:: WHAT YOU WILL DO ::
If a line below contains the word "доступен", count it; give only the total.

:: ENTRIES PROVIDED ::
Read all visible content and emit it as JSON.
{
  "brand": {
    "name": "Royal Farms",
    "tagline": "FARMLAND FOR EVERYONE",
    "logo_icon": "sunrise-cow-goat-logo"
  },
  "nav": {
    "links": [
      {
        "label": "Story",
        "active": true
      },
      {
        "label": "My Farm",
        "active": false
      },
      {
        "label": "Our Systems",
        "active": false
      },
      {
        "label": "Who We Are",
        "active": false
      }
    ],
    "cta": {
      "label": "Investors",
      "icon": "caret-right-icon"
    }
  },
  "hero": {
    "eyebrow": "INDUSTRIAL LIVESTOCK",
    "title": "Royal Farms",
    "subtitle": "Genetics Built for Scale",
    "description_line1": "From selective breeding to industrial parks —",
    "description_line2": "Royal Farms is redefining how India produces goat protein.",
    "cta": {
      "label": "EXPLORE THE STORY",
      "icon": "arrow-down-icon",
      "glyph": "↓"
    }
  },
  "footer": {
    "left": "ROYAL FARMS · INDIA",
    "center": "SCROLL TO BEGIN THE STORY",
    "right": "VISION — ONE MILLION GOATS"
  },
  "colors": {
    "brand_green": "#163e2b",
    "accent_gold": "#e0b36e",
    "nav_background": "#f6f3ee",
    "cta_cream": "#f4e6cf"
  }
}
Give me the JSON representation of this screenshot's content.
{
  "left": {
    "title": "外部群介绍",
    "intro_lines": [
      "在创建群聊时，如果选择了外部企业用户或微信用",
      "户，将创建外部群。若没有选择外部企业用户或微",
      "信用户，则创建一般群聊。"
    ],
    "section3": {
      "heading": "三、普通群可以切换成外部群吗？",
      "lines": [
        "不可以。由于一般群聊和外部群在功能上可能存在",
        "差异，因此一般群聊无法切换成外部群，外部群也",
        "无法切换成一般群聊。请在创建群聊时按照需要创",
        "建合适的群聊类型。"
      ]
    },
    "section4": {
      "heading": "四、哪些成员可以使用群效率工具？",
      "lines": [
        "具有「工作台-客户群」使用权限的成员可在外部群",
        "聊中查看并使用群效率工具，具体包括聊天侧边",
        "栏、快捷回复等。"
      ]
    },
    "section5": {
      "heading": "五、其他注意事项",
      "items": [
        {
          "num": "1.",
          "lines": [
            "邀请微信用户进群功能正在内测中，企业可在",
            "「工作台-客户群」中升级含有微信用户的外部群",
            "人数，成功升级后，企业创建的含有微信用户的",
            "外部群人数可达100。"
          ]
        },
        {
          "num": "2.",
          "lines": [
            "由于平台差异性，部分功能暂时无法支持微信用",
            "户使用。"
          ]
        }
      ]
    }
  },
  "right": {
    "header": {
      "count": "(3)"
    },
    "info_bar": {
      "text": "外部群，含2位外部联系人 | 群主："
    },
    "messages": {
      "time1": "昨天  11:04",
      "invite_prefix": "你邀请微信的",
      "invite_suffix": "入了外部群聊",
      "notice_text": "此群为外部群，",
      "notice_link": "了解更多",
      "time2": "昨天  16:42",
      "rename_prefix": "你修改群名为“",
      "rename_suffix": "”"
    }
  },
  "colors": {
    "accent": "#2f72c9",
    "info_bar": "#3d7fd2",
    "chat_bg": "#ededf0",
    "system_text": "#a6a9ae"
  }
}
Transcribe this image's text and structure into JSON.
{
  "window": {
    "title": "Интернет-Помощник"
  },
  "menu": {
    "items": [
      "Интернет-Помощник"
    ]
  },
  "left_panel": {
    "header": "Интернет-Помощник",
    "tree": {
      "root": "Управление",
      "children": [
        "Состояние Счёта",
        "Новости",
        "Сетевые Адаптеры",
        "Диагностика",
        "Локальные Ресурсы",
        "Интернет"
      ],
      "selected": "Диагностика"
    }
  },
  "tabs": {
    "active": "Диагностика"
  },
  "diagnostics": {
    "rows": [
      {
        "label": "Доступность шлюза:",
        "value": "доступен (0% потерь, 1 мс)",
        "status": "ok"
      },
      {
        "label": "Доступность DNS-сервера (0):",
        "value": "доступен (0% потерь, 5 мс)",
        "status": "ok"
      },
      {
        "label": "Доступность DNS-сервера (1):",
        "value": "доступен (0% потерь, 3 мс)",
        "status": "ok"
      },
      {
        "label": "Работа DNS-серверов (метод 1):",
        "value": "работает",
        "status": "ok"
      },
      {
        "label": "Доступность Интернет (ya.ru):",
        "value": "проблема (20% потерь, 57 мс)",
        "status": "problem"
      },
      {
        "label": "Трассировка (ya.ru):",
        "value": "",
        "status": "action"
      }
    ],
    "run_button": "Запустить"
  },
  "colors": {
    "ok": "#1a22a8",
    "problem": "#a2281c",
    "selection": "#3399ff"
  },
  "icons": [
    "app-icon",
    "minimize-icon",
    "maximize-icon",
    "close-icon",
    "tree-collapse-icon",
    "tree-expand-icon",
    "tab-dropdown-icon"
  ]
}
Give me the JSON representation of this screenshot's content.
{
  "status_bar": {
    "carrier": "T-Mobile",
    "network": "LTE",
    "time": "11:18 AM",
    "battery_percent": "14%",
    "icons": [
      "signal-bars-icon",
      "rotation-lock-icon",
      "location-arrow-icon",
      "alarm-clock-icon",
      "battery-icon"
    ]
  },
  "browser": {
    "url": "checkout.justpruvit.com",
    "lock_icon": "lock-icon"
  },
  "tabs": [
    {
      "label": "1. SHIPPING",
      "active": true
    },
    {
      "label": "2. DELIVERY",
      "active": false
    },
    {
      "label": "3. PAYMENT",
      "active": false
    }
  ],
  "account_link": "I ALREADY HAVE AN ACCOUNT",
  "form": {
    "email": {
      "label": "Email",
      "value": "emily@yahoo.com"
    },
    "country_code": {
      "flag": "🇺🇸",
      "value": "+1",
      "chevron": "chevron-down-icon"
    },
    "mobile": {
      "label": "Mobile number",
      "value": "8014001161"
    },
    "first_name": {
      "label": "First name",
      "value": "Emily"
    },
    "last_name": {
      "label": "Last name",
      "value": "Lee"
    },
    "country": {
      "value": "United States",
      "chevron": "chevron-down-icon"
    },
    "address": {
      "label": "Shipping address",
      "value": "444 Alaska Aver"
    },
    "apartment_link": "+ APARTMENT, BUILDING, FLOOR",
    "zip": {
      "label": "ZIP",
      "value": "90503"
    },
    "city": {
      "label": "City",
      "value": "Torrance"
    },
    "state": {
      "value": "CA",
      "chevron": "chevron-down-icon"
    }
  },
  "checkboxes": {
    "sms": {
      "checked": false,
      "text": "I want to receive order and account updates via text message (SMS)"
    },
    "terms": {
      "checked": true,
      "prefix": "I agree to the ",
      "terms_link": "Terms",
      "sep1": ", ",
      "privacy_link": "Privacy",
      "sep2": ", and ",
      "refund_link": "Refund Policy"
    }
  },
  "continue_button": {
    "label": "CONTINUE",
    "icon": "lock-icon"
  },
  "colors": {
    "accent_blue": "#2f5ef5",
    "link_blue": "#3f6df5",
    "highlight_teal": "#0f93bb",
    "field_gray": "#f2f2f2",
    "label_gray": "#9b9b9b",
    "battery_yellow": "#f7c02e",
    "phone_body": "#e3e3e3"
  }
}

:: EXPECTED OUTPUT ::
3